disorder caused by a recessive allele on the Xchromosome?

males

females

babies

the elderly
© 2013 Pearson Education, Inc.
Which of the following disorders is carried on
the X chromosome and is considered
pleiotrophic?

Huntington's disease

Cystic Fibrosis

Hemophilia

Tay-Sachs
© 2013 Pearson Education, Inc.
Which of the following disorders is carried on
the X chromosome and is considered
pleiotrophic?

Huntington's disease

Cystic Fibrosis

Hemophilia

Tay-Sachs
© 2013 Pearson Education, Inc.
What type of trait does this pedigree show?

recessive trait

sex-linked trait

dominant trait

codominant trait

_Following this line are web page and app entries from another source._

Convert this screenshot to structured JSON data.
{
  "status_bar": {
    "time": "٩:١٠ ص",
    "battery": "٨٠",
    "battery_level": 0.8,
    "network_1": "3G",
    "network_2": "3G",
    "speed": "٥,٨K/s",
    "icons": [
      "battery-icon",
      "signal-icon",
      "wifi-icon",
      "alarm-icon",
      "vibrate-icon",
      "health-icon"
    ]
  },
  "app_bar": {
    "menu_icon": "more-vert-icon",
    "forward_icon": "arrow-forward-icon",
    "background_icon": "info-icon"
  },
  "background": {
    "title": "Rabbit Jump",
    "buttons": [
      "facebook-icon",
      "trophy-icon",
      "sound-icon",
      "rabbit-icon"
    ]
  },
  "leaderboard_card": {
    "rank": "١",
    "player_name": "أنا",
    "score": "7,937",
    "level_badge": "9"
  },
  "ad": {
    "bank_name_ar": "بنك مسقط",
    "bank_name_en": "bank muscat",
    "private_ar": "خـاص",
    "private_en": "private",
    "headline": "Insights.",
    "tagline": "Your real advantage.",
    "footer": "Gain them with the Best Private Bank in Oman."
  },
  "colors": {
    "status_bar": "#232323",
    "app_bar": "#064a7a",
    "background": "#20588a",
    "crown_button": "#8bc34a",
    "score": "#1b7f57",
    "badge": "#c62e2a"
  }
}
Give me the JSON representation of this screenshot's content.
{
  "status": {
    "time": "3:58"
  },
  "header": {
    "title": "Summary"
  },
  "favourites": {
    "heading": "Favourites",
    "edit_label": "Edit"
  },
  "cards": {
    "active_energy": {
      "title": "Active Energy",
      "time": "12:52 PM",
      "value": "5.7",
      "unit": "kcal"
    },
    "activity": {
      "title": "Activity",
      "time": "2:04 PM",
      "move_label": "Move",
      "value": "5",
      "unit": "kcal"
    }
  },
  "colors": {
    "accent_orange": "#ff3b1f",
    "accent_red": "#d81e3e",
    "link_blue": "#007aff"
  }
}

© 2013 Pearson Education, Inc.
What type of trait does this pedigree show?

recessive trait

sex-linked trait

dominant trait

codominant trait
© 2013 Pearson Education, Inc.
Why is Taq polymerase used instead of human
DNA polymerase?

Taq polymerase is resistant to high
temperatures.

Taq polymerase is resistant to high pH levels.

Taq polymerase is resistant to low
temperatures.

Taq polymerase is resistant to low pH levels.
© 2013 Pearson Education, Inc.
Why is Taq polymerase used instead of human
DNA polymerase?

Taq polymerase is resistant to high
temperatures.

Taq polymerase is resistant to high pH levels.

Taq polymerase is resistant to low
temperatures.

Taq polymerase is resistant to low pH levels.
© 2013 Pearson Education, Inc.
Gel electrophoresis separates DNA fragments
based on _______.

Shape

pH

Number of strands

Size
© 2013 Pearson Education, Inc.
Gel electrophoresis separates DNA fragments
based on _______.

Shape

pH

Number of strands

Size
© 2013 Pearson Education, Inc.
______ is used to amplify DNA.

PCR

Gel electrophoresis

RFLP

VNTR
© 2013 Pearson Education, Inc.
______ is used to amplify DNA.

PCR

Gel electrophoresis

RFLP

VNTR
© 2013 Pearson Education, Inc.